**Assignment:** Every record below needs to be set down exactly. Pictures do not belong in the copy.

**The data:**
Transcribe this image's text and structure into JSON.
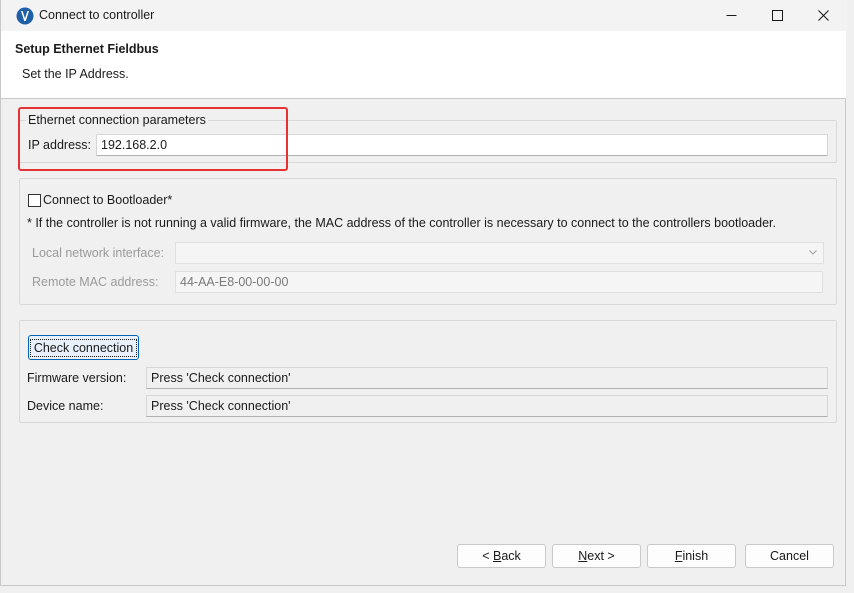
{
  "window": {
    "title": "Connect to controller"
  },
  "header": {
    "title": "Setup Ethernet Fieldbus",
    "subtitle": "Set the IP Address."
  },
  "ethernet_group": {
    "legend": "Ethernet connection parameters",
    "ip_label": "IP address:",
    "ip_value": "192.168.2.0"
  },
  "bootloader_group": {
    "checkbox_label": "Connect to Bootloader*",
    "checked": false,
    "note": "* If the controller is not running a valid firmware, the MAC address of the controller is necessary to connect to the controllers bootloader.",
    "local_iface_label": "Local network interface:",
    "local_iface_value": "",
    "remote_mac_label": "Remote MAC address:",
    "remote_mac_value": "44-AA-E8-00-00-00"
  },
  "check_group": {
    "check_button": "Check connection",
    "firmware_label": "Firmware version:",
    "firmware_value": "Press 'Check connection'",
    "device_label": "Device name:",
    "device_value": "Press 'Check connection'"
  },
  "footer": {
    "back_prefix": "< ",
    "back_mnemonic": "B",
    "back_rest": "ack",
    "next_mnemonic": "N",
    "next_rest": "ext >",
    "finish_mnemonic": "F",
    "finish_rest": "inish",
    "cancel": "Cancel"
  },
  "colors": {
    "highlight": "#e53333",
    "app_icon": "#1f5fa8"
  }
}
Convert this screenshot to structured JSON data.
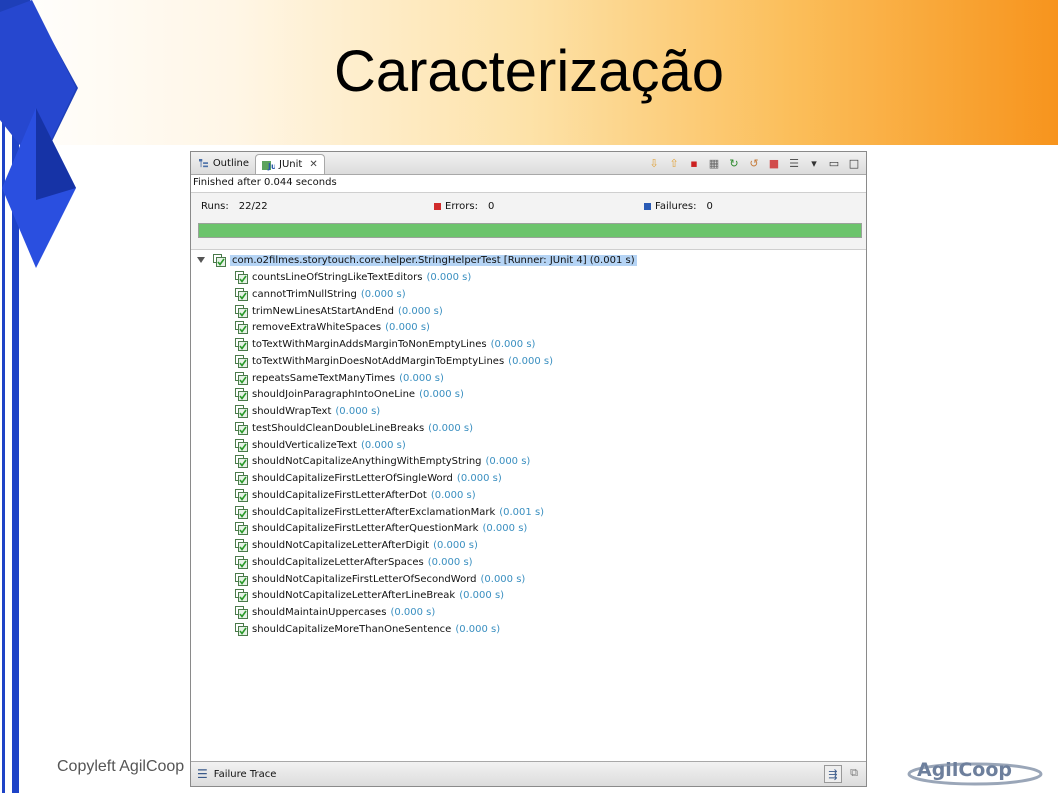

**Solution for this task:**
Transcribe this image's text and structure into JSON.
{
  "window": {
    "title": "Connect to controller"
  },
  "header": {
    "title": "Setup Ethernet Fieldbus",
    "subtitle": "Set the IP Address."
  },
  "ethernet_group": {
    "legend": "Ethernet connection parameters",
    "ip_label": "IP address:",
    "ip_value": "192.168.2.0"
  },
  "bootloader_group": {
    "checkbox_label": "Connect to Bootloader*",
    "checked": false,
    "note": "* If the controller is not running a valid firmware, the MAC address of the controller is necessary to connect to the controllers bootloader.",
    "local_iface_label": "Local network interface:",
    "local_iface_value": "",
    "remote_mac_label": "Remote MAC address:",
    "remote_mac_value": "44-AA-E8-00-00-00"
  },
  "check_group": {
    "check_button": "Check connection",
    "firmware_label": "Firmware version:",
    "firmware_value": "Press 'Check connection'",
    "device_label": "Device name:",
    "device_value": "Press 'Check connection'"
  },
  "footer": {
    "back_prefix": "< ",
    "back_mnemonic": "B",
    "back_rest": "ack",
    "next_mnemonic": "N",
    "next_rest": "ext >",
    "finish_mnemonic": "F",
    "finish_rest": "inish",
    "cancel": "Cancel"
  },
  "colors": {
    "highlight": "#e53333",
    "app_icon": "#1f5fa8"
  }
}
Convert this screenshot to structured JSON data.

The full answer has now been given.